WHAT THE TASK ASKS | In the listing below, how many lines hold the string "name"? Reply with the number and nothing else.
##########
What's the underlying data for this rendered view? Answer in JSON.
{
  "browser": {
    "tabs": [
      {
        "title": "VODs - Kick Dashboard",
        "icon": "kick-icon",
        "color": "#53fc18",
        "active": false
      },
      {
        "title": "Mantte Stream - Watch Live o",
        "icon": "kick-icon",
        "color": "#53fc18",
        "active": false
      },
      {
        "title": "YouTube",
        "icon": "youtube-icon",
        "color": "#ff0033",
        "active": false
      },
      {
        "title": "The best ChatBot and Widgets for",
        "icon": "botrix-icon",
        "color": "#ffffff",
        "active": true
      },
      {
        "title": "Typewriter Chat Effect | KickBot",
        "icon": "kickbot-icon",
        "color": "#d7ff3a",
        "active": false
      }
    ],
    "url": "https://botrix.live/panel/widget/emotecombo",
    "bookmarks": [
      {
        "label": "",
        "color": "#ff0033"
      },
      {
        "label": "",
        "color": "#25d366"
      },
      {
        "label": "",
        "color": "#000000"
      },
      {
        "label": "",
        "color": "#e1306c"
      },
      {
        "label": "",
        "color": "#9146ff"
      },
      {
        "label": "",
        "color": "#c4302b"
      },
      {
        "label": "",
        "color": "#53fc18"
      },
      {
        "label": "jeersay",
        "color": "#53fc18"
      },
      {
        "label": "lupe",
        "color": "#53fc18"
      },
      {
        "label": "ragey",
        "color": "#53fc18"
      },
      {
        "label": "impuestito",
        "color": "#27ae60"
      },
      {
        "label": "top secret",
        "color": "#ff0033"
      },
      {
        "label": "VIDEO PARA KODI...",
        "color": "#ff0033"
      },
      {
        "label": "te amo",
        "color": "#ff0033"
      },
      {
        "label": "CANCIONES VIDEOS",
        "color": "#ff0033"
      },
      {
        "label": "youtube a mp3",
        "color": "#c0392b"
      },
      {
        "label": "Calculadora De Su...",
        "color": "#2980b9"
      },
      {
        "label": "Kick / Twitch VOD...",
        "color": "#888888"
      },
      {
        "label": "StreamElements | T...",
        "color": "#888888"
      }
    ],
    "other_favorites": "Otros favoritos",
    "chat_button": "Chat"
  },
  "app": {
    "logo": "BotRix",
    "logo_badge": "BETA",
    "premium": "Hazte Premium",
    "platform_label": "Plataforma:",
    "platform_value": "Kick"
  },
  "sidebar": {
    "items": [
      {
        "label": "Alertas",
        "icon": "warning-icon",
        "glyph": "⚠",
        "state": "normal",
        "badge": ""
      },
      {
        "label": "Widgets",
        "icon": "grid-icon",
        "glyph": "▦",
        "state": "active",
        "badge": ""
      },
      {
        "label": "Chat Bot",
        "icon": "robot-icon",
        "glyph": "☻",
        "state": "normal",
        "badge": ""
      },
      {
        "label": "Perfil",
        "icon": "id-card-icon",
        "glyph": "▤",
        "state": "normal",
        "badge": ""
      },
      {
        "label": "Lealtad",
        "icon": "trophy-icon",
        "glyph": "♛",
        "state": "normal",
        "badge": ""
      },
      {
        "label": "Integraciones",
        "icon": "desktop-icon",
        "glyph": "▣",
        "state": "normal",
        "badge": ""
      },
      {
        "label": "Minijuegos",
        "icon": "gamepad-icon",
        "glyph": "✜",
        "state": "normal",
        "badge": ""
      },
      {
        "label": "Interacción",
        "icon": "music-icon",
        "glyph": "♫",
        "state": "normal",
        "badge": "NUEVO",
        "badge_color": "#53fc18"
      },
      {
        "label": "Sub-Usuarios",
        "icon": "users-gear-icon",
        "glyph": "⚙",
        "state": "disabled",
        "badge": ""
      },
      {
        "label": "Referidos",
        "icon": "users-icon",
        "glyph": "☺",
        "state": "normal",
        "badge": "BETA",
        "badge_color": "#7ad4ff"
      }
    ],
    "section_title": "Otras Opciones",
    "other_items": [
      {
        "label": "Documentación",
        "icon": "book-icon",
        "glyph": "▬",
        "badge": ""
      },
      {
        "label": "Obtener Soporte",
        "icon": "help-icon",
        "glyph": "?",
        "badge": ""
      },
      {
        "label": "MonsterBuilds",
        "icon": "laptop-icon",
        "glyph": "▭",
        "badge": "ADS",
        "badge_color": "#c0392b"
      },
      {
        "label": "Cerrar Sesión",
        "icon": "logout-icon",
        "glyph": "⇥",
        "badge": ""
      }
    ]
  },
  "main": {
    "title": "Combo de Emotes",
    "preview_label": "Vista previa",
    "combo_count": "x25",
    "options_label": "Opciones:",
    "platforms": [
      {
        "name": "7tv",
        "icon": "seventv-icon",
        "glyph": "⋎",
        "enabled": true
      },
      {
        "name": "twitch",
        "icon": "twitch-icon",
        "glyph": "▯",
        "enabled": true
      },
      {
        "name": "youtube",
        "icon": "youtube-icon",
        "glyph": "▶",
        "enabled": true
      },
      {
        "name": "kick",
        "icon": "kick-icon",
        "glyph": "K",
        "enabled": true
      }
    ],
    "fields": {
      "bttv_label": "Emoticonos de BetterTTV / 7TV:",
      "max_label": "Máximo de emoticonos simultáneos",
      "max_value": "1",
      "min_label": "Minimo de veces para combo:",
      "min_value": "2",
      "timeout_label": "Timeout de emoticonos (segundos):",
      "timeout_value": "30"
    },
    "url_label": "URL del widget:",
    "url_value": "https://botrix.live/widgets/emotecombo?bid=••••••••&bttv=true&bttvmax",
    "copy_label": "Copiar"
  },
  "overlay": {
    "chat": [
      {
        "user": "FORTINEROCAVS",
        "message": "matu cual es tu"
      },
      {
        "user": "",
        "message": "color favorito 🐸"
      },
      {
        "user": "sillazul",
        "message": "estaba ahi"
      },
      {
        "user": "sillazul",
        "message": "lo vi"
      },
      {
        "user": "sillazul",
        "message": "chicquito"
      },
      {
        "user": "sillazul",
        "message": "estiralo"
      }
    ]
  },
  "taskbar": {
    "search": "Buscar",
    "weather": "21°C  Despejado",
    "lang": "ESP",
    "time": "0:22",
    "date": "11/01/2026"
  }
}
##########
RESULT OF THE TASK | 4